** Opening Data under study block **

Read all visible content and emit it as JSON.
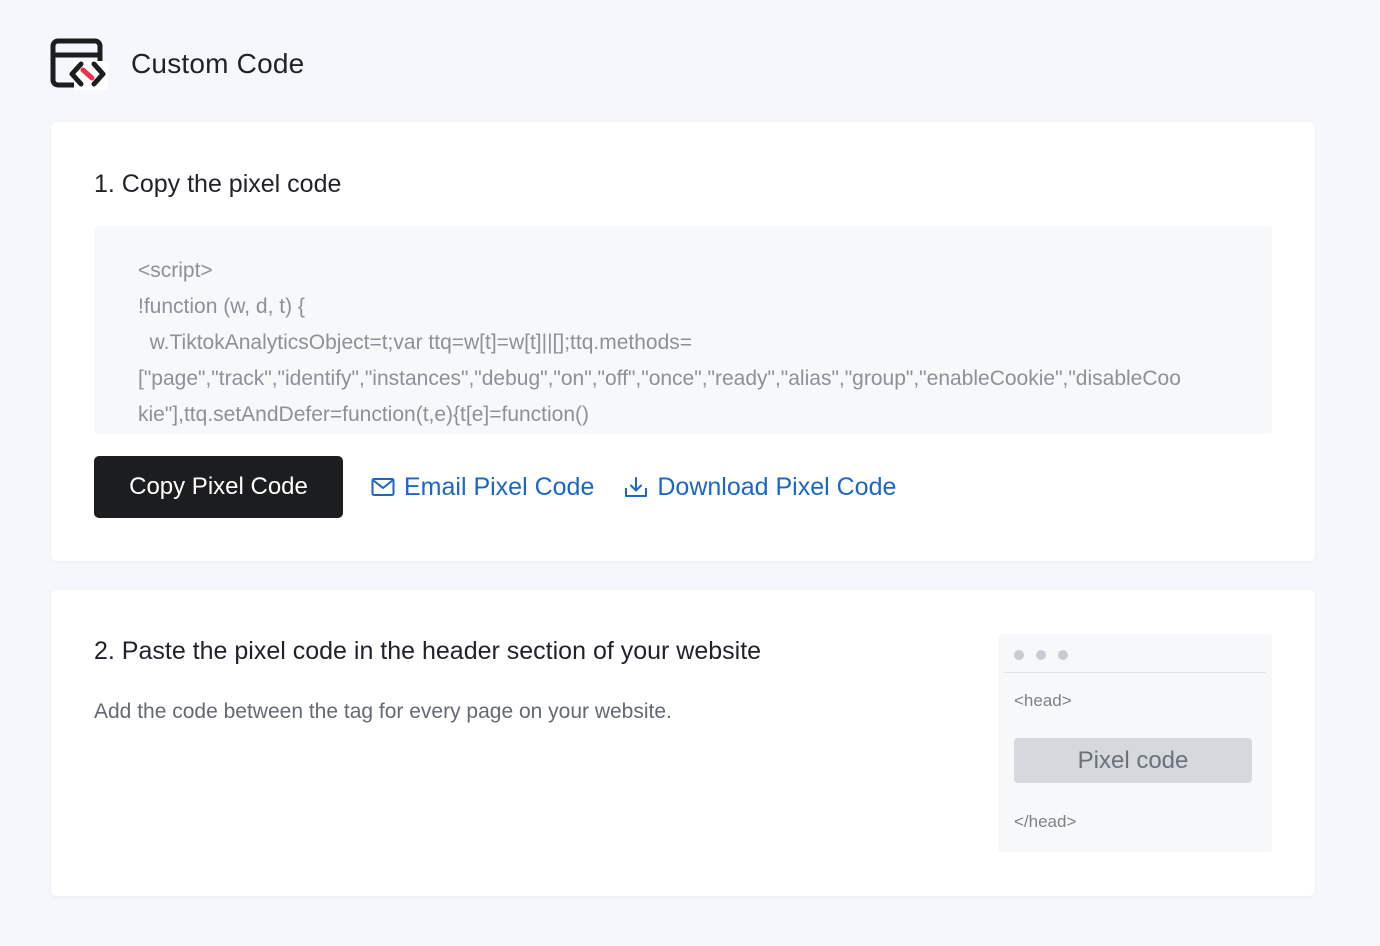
{
  "header": {
    "title": "Custom Code",
    "icon": "custom-code-icon"
  },
  "step1": {
    "title": "1. Copy the pixel code",
    "code_lines": [
      "<script>",
      "!function (w, d, t) {",
      "  w.TiktokAnalyticsObject=t;var ttq=w[t]=w[t]||[];ttq.methods=",
      "[\"page\",\"track\",\"identify\",\"instances\",\"debug\",\"on\",\"off\",\"once\",\"ready\",\"alias\",\"group\",\"enableCookie\",\"disableCoo",
      "kie\"],ttq.setAndDefer=function(t,e){t[e]=function()"
    ],
    "copy_button": "Copy Pixel Code",
    "email_link": "Email Pixel Code",
    "download_link": "Download Pixel Code"
  },
  "step2": {
    "title": "2. Paste the pixel code in the header section of your website",
    "description": "Add the code between the tag for every page on your website.",
    "preview": {
      "head_open": "<head>",
      "pixel_code": "Pixel code",
      "head_close": "</head>"
    }
  },
  "colors": {
    "background": "#f4f7fb",
    "card": "#ffffff",
    "primary_button": "#1c1d1f",
    "link": "#1a66c9",
    "logo_accent": "#e8334a"
  }
}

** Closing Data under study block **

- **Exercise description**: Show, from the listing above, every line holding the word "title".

- **Task result**:
    "title": "Custom Code",
    "title": "1. Copy the pixel code",
    "title": "2. Paste the pixel code in the header section of your website",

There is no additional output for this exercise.